This is a comforting and discomforting chapbook, in all the right ways. Discomforting enough to make you want to stand up and fight for improvement. Comforting enough that I wish I had been in possession of it as a teenager. This is poetry for chanting and cradling, and long may it live.

 

Saboteur Awards 2013: The Shortlist

Your Pick of this Year’s Best Indie Lit!

VOTING IS NOW CLOSED!

Once a year, to mark our birthday, we at Sabotage like to give out some awards to the publications we’ve most enjoyed during the year. This year, we want YOU to vote for the winners in twelve different categories.

After over 2000 votes, voting is now closed! Winners will be announced on 29th May at the Book Club, London. It’s going to be a big celebration of indie lit in all its glory and we’d love it if you could attend. There’ll also be performances, a mini-book fair, music from LiTTLe MACHINe and our very own critique booth.
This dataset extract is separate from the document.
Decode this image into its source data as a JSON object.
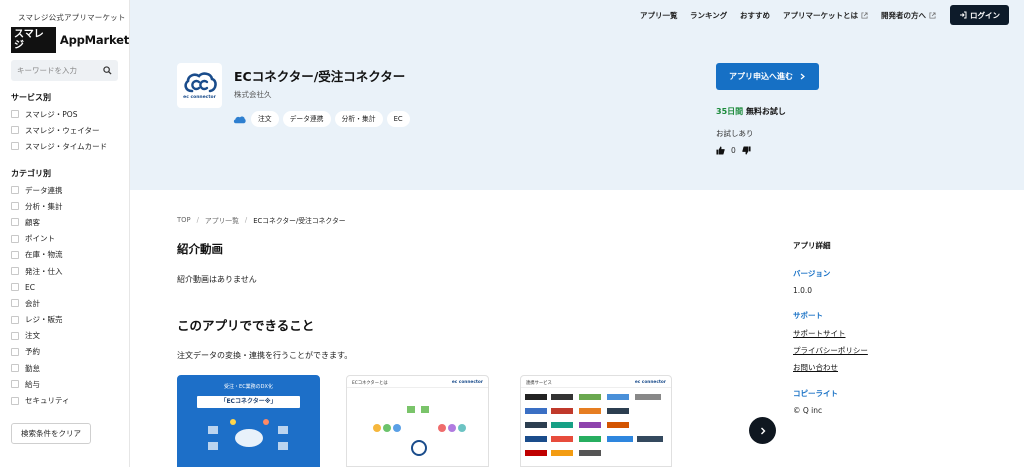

Here’s what happens next:

  1. Voting is now closed!
  2. Buy a ticket to the awards ceremony/birthday bash.

Please find the shortlist below, which consists of the top 5 nominations in each of the 12 categories, with links to their reviews in Sabotage.*

*Reviewing or featuring all of these works (through interviews for instance) is a work-in-progress which we hope to achieve by the time of the event. Obviously, it is quite a monumental task in a short time, so we appreciate any help from past, present and future reviewers in achieving this, as well as the cooperation of nominees!

Many congratulations to all those who made the shortlist!

In no particular order:

Best Novella

Synthetic Saints by Jason Rolfe (Vagabondage Press)
Holophin by Luke Kennard (Penned in the Margins)
Count from Zero to One Hundred by Alan Cunningham (Penned in the Margins)
The Middle by Django Wylie (Twentysomethingpress.com)
Controller by Sally Ashton (Dead Ink)

Best spoken word performer

Raymond Antrobus
Dan Cockrill
Emma Jones
Vanessa Kisuule
Fay Roberts

Most innovative publisher

Burning Eye
Unthank Books
Sidekick Books
Knives, Forks, and Spoons Press
Penned in the Margins

Best short story collection

 The Syllabus of Errors by Ashley Stokes (Unthank Books)
My Mother Was An Upright Piano by Tania Hershman (Tangent Books)
Fog and Other Stories by Laury A. Egan (Stone Garden)
All the Bananas I’ve Never Eaten by Tony Williams (Salt Publishing)
The Flood by Superbard (Tea Fuelled)

Best poetry pamphlet

Selected Poems by Charlotte Newman (Annexe Magazine)
Body Voices by Kevin Reid (Crisis Chronicles Press)
Lune by Sarah Hymas (self-published)
Songs of Steelyard Sue by J.S.Watts (Lapwing Publications)
Lowlifes, Fast Times & Occasionally Love by Lawrence Gladeview (Erbacce Press)

Best ‘one-off’

Penning Perfumes
Shake the Dust
Binders full of Women
Poetry Polaroid (Inky Fingers Collective)
Poetry Parnassus

Best Spoken Word show

‘Whistle’ by Martin Figura
‘Dirty Great Love Story’ by Katie Bonna and Richard Marsh
Wandering Word Stage
Emergency Poet
‘Lullabies to Make your Children Cry’ by Lucy Ayrton

Best magazine

Alliterati
Lummox
Lakeview International Journal of Literature and Arts
Rising
Armchair/Shotgun

Best regular Spoken Word night
Bang said the Gun (London)
Hammer and Tongue (Oxford)
Jibba Jabba (Newcastle)
Inky Fingers (Edinburgh)
Come Rhyme with Me (London)

Best poetry anthology

The Centrifugal Eye’s 5th Anniversary Anthology (ed. E.A. Hanninen)
Rhyming Thunder – the Alternative Book of Young Poets (Burning Eye)
Sculpted: Poetry of the North West (ed. L. Holland and A. Topping)
Catechism: Poems for Pussy Riot (English PEN)
Adventures in Form (Penned in the Margins)

Best fiction anthology
Unthology, volume 3 (Unthank Books)
Post-Experimentalism (Bartleby Snopes)
Best European Fiction 2013 (Dalkey Archive)
Front lines (Valley Press)
Overheard: Stories to Read Aloud (Salt Publishing)

Best mixed anthology

Estuary: a Confluence of Art & Poetry (Moon and Mountain)
Pressed by Unseen Feet (Stairwell Books)
Still (Negative Press)
Silver Anthology (Silver Birch Press)
Second Lives (Cargo Press)